She's also stayed in touch with previous lovers but lies about it because she knows I dislike it. How do I get her to come clean without her thinking I'm snooping?
I'm on the verge of bailing before going bankrupt, but this could destroy her career plans. I hope I can say no to paying for everything, but I find it hard to say no.
If she’s lying to you about her income, soaking you for money and talking to old lovers behind your back, and you still find it hard to say no to her, you’re too stupid to take any advice you get. I’m surprised you could pick the pen up to write this letter. Forget about getting her to “come clean.” I doubt she even remembers what that word means. Break it off. Now.
And I’ve got news for you: she already has a “career.” It’s the oldest one in the world.
DEAR MARGO: I have been married to my husband for 12 years. He is supportive and loving, totally devoted to me, and the best father I could imagine for our children. My sisters, however, keep telling me I am wasting my time with him and that I could "do better." Their main issue with my husband is that he isn't "successful." We'd both like to be more financially stable, but employment-wise he's had a rough road, and for many years I was the breadwinner. He is currently earning all the money in the family, and we are finally doing better financially, but this isn't good enough for my sisters. Neither of them is in a happy marriage, but they both have the luxury of plenty of money, even though they pace the halls of their large houses wondering where their husbands are sleeping at night. How can I get my sisters to see there's more to a man than what's in his wallet?
You can’t. To them, there is nothing more to a man than what's in his wallet. They've both measured their husbands exclusively by their bank accounts and they've been paid back accordingly, only to find that the view from the country club terrace isn't exciting anymore. Oops. And their husbands are unfaithful? Shocking.
So the next time they start ragging at you, say, “We’re doing well financially, AND I know where he is every night. Can you say the same?” Then ask them to send you a postcard sometime from that place where they’re “doing better.”
DEAR ABBY: My husband and I moved to the South and enrolled our son in a private Christian school. Many times when meeting other parents I am asked, "What service do you attend?" The truth is, my husband and I are not particularly religious, and we don't attend church.
How should I respond without feeling like a bad person or a bad parent?
-- MEMBER OF NO CHURCH, IN TENNESSEE
"The valet service."

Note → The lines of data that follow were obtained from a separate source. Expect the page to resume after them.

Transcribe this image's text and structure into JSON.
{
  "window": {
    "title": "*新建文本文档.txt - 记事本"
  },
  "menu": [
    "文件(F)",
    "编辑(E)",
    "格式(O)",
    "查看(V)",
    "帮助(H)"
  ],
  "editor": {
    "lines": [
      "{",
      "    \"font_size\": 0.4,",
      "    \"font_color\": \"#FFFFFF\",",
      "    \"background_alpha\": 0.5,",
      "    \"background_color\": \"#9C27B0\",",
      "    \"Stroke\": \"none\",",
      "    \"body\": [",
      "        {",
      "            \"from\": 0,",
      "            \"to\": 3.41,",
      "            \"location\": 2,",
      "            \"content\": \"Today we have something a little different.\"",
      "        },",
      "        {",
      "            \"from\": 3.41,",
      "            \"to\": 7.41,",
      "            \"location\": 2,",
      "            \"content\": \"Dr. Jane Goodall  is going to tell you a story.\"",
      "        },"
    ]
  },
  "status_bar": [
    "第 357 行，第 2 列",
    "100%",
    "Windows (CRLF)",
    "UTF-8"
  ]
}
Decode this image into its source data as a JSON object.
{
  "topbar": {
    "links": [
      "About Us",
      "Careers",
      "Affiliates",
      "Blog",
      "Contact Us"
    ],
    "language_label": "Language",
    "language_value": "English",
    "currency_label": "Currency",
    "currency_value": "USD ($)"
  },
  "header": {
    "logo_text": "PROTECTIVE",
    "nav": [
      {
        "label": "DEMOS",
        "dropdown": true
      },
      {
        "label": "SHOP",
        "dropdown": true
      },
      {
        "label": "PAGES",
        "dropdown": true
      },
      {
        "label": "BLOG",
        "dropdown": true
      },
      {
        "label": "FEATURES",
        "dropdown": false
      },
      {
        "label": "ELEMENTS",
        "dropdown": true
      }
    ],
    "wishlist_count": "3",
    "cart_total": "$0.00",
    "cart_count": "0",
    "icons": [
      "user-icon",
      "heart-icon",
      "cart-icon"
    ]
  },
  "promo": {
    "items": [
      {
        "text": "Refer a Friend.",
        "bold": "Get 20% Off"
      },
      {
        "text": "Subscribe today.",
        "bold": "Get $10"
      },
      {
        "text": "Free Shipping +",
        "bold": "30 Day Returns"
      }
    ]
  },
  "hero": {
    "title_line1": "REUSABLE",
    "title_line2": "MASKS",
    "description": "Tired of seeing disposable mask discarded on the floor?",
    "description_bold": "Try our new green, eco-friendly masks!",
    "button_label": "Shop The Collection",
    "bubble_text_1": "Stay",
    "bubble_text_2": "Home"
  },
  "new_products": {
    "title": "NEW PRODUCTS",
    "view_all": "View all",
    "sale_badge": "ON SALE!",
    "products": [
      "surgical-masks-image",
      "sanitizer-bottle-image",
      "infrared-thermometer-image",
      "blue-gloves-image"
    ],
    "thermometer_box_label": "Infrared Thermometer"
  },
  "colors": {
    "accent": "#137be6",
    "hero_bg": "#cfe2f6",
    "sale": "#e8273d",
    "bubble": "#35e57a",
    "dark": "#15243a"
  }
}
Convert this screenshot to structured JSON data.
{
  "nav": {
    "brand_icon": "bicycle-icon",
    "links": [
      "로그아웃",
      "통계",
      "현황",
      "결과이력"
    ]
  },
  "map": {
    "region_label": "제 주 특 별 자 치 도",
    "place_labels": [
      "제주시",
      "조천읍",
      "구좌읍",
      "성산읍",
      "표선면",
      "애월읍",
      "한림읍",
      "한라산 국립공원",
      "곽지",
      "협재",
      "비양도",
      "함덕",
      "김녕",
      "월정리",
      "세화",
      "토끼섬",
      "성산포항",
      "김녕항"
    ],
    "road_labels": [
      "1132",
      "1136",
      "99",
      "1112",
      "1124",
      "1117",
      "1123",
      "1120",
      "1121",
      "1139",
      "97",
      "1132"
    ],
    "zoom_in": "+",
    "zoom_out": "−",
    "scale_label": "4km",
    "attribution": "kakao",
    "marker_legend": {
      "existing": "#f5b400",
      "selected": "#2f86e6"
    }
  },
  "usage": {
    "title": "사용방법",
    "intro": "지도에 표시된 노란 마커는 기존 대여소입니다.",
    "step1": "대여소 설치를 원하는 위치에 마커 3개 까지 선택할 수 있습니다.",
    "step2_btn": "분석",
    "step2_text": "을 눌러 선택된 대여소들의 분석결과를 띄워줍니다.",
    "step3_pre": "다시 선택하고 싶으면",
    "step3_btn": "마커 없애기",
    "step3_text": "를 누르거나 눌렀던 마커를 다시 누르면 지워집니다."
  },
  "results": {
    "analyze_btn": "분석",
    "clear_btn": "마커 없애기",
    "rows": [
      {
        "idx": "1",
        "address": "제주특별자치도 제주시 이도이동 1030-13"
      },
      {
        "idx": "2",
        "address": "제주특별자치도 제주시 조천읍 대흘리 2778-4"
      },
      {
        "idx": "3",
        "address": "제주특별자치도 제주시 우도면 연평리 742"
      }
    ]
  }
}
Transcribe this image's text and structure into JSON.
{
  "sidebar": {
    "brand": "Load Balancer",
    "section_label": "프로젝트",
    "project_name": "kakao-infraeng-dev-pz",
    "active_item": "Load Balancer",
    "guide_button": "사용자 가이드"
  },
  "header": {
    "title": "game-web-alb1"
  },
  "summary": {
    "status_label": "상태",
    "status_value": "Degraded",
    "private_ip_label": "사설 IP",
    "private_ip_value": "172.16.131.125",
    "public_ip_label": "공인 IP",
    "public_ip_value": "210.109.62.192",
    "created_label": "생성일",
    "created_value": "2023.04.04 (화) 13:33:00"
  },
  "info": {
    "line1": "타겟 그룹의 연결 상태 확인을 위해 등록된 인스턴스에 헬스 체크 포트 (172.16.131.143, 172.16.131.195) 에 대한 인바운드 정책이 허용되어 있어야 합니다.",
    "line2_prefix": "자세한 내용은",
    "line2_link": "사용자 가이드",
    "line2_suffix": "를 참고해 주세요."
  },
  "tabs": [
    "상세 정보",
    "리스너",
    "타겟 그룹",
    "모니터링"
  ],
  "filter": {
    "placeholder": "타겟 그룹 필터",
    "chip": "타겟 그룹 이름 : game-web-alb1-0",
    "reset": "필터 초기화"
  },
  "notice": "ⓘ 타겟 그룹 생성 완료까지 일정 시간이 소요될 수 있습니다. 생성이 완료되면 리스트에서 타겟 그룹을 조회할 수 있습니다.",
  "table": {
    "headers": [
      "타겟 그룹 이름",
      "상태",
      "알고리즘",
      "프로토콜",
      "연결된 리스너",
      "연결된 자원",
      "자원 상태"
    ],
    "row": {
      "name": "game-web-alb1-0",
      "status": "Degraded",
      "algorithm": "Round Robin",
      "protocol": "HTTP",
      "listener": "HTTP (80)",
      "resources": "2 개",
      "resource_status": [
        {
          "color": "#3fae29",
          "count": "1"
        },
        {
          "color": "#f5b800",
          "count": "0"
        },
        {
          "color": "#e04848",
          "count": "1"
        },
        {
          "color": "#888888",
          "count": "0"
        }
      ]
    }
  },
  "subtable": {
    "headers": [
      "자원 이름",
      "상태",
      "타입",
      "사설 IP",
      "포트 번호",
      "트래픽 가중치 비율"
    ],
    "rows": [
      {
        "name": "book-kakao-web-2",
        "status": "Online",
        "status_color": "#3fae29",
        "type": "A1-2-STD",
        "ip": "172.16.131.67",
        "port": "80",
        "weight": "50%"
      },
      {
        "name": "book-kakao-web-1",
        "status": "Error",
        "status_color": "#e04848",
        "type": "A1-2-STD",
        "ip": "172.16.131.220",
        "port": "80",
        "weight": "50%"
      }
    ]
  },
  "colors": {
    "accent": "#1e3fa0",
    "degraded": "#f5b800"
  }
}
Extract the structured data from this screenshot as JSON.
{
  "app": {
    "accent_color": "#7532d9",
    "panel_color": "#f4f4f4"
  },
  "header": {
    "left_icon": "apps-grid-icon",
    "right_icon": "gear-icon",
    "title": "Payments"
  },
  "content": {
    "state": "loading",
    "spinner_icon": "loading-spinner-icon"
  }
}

DEAR MARGO: I am 34 and have been dating a man, 42, for two years. We've both been married and divorced twice. He has a 7-year-old from his second marriage. When we first started seeing each other it was just for fun. Neither of us thought it would go anywhere. But now, two years later, I am in love and he says he has no intention of ever getting remarried -- even though he has "feelings" for me. He won't come out and say he loves me. His wife cheated on him, and he says he never wants anything more than what we have now.
From the beginning he said he wouldn't let my dog come over (she does now) or let me spend the night (I do all the time now, except when his son is there). We save money together for vacations, and when we attend marriages or funerals we always sign the tags as a couple. We also go to church together. I have done my best to be patient, but I have to think about my future. I want to be able to start a family and a future with the man I love. Some friends say two years is too long for him not to say "I love you."
As for me, I believe he shows it every day just by giving all that he has -- when he said from the beginning that he wasn't going to give at all. Should I stay in the relationship or just move on?
--- WAITING PATIENTLY
Listen to your heart. This guy sounds like a husband in everything but name. Don’t throw away a great gift because of the wrapping paper. Of course you have to think about your future, but there’s no reason that it can’t include him—you said yourself he’s doing many of the things he said he’d never do. Obviously, he's not in the same frame of mind that he was at the very beginning, so you've made lots of progress already. Give it more time—you might just get a ring yet.
And don't listen to your friends about this. Best friends are wonderful for advice unless it’s about marriage—they never want to see anyone happier than they are.